This then takes you straight into the silky-smooth and layed back ‘Angel’ featuring Tom Mitsch. A witty display of Carner’s lyricism, the song addressed to his haters brings us directly into the wonder of his lyricism. Less intimate, Carner looks outwards to the people criticising him and chooses how he wants to perceive them: ‘like the fire needs the air, I won’t burn unless you’re there.’ The most upbeat song of the album comes from the equally witty ‘You Don’t Know.’ The bursting of horns and harmonies in the background inject a lively sense of character into the song. Each verse from Carner, Rebel Kleff and Kiko Burn carries so much charisma, and this is a real shining moment of fun in the album.
If these moments display a moment of outwards focus, Loyle Carner is always keen to reflect that back inwards upon himself. ‘You Don’t Know’ was the rekindling of his friendship with Rebel Kleff – a relationship that he delves into in ‘Kripsy.’ The opening voice note of Carner playing piano and stating ‘I feel like I can’t play’ opens a vulnerability on Carner’s part – laying himself and his insecurities to bare. With a simple piano melody, his lyrics liken the breakdown of their friendship to a divorce, stating ‘all of mine is all of yours.’ Lyrical snapshots of a ‘flat-pack mattress, sleeping on the floor’ carry you into the scenes as if you are there, and the song works as a really vulnerable moment of contact, self-analysis and heartfelt memory.

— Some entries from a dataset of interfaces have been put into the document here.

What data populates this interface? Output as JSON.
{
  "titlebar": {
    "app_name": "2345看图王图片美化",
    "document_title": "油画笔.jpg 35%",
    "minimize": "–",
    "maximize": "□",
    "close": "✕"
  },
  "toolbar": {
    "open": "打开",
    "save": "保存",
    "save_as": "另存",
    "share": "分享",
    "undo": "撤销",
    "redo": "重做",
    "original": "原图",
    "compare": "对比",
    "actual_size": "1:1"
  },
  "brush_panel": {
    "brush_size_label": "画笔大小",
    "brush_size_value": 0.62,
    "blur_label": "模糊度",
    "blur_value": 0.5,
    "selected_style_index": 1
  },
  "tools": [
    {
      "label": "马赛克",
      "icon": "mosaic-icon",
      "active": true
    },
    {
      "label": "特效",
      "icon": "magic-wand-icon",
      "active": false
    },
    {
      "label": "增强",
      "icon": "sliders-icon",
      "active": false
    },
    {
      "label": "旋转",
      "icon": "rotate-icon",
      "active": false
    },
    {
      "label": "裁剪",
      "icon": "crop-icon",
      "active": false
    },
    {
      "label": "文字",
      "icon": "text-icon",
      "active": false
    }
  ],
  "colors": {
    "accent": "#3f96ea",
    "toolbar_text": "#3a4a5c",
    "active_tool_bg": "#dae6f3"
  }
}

Each of the collaborations that sprinkle throughout the album are all particularly special within their own right. Sampha’s chorus on ‘Desoleil (Brilliant Corners)’ is piercingly beautiful. Similarly, Jorja Smith absolutely shines on ‘Loose Ends’ which is a joyful expression of emotion that looks back on growing up. Carner gives each artist a chance to shine on their own, but every collaboration feels like he is welcoming them into his world, just as he is with us.
Both looking inwards and outwards on his world, Carner draws upon cultural reference points and social structures in order to position himself and his own identity. In ‘Ottolenghi,’ Carner’s skill as a writer is on display as he melds ideas of religious and cultural division with his own passion for cooking and interest in the chef Yotam Ottolenghi. Similarly, in ‘Looking Back’ Carner evaluates his own position in Britain growing up mixed race and being raised by his mother. It is deeply personal and although Carner draws outwards to prevalent social issues, it is always rooted in a human and personal response as he asks just how he can situate himself in all of this.

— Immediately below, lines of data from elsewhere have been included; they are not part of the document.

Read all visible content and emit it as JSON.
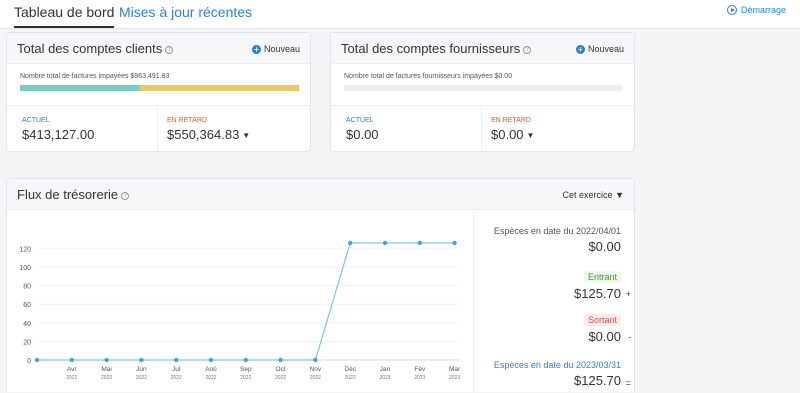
{
  "tabs": {
    "active": "Tableau de bord",
    "link": "Mises à jour récentes"
  },
  "start": {
    "label": "Démarrage"
  },
  "customers": {
    "title": "Total des comptes clients",
    "new_label": "Nouveau",
    "unpaid_text": "Nombre total de factures impayées $963,491.83",
    "current_label": "ACTUEL",
    "current_amount": "$413,127.00",
    "late_label": "EN RETARD",
    "late_amount": "$550,364.83",
    "current_fraction": 0.429
  },
  "suppliers": {
    "title": "Total des comptes fournisseurs",
    "new_label": "Nouveau",
    "unpaid_text": "Nombre total de factures fournisseurs impayées $0.00",
    "current_label": "ACTUEL",
    "current_amount": "$0.00",
    "late_label": "EN RETARD",
    "late_amount": "$0.00"
  },
  "cashflow": {
    "title": "Flux de trésorerie",
    "period": "Cet exercice",
    "opening_label": "Espèces en date du 2022/04/01",
    "opening_amount": "$0.00",
    "in_label": "Entrant",
    "in_amount": "$125.70",
    "in_sign": "+",
    "out_label": "Sortant",
    "out_amount": "$0.00",
    "out_sign": "-",
    "closing_label": "Espèces en date du 2023/03/31",
    "closing_amount": "$125.70",
    "closing_sign": "="
  },
  "colors": {
    "accent": "#2f7fd3",
    "current_bar": "#7ecbc6",
    "late_bar": "#e7c96a",
    "in": "#4a9a2e",
    "out": "#d9534f",
    "line": "#7fc3e8"
  },
  "chart_data": {
    "type": "line",
    "categories": [
      "",
      "Avr",
      "Mai",
      "Jun",
      "Jul",
      "Aoû",
      "Sep",
      "Oct",
      "Nov",
      "Déc",
      "Jan",
      "Fév",
      "Mar"
    ],
    "years": [
      "",
      "2022",
      "2022",
      "2022",
      "2022",
      "2022",
      "2022",
      "2022",
      "2022",
      "2022",
      "2023",
      "2023",
      "2023"
    ],
    "values": [
      0,
      0,
      0,
      0,
      0,
      0,
      0,
      0,
      0,
      125.7,
      125.7,
      125.7,
      125.7
    ],
    "yticks": [
      0,
      20,
      40,
      60,
      80,
      100,
      120
    ],
    "ylim": [
      0,
      130
    ],
    "grid": true
  }
}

The main thing that stands out for me every time I listen to this album is just how much of his personal life Loyle Carner is willing to open up to us. In the brief thirty second track ‘It’s Coming Home’ we can hear a recording of him and his family enjoying the football over the summer. Equally, in the sweet piano track ‘Carluccio,’ Carner beautifully binds tender memories of his relationship along side a fear of losing her like he lost his idol, the late Antonio Carluccio. His loved ones are the beating heart of this album.
When the album closes it is clear that the answer has been there all along. We return to a reprise of the pianos and humming melody in ‘Dear Jean,’ as Carner’s mother responds. ‘Dear Ben’ is a really lovely and tender poem written and spoken by his mother Jean. As she offers a heartfelt letter of love to his character, his growth and his talent, the album beautifully answers its own questions. Not Waving, But Drowning is by no means a perfect album, but it is in these imperfections that it finds a space in my heart. This is Carner’s answer to discovering who he is and where he stands. Ultimately, discovering that it is your relationships with loved ones that will ground you and save you from drowning.
You Might Also Like: